Work instruction -> This task calls for copying each line below that contains "ROAD".

Data extracts below:

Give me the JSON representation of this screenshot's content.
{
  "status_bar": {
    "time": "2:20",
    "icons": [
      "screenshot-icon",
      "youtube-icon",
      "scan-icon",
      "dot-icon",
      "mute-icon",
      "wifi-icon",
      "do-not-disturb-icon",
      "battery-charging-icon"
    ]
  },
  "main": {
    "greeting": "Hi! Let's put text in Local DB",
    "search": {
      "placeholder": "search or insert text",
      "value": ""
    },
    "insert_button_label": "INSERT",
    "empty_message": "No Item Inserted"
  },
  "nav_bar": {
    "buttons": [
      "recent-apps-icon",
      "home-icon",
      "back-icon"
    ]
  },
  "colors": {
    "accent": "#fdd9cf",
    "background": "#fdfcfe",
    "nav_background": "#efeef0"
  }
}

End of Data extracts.
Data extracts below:

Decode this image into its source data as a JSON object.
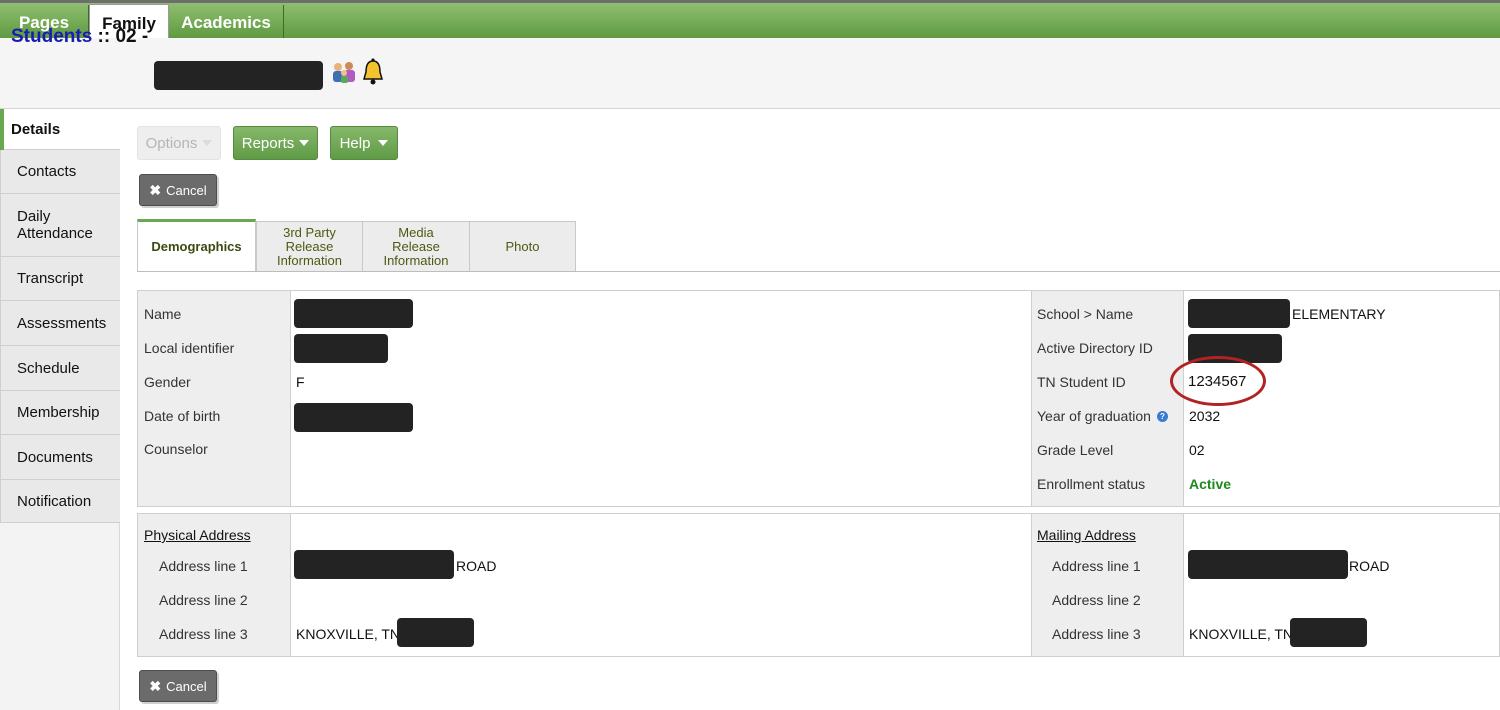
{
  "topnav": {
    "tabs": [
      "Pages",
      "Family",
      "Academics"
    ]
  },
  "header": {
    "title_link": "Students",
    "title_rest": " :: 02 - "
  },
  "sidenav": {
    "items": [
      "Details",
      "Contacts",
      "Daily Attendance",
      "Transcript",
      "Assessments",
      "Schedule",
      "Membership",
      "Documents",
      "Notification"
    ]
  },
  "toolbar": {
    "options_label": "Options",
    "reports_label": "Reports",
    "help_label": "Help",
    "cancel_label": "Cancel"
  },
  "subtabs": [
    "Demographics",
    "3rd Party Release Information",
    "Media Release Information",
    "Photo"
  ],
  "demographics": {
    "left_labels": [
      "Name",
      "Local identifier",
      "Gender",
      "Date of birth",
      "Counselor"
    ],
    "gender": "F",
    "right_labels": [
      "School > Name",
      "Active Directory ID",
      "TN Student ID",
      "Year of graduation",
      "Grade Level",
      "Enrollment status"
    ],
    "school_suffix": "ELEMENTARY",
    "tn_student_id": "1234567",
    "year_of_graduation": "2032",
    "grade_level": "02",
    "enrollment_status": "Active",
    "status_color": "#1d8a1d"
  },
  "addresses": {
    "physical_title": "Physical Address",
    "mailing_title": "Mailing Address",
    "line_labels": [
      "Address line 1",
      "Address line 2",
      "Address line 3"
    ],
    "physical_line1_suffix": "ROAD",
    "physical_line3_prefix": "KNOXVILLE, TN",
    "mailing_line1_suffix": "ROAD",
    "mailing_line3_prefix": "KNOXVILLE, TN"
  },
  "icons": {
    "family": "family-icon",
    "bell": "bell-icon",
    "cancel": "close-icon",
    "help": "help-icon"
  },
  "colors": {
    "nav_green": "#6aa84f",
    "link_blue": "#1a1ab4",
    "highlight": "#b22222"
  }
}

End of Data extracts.

Result for this exercise ->
    "physical_line1_suffix": "ROAD",
    "mailing_line1_suffix": "ROAD",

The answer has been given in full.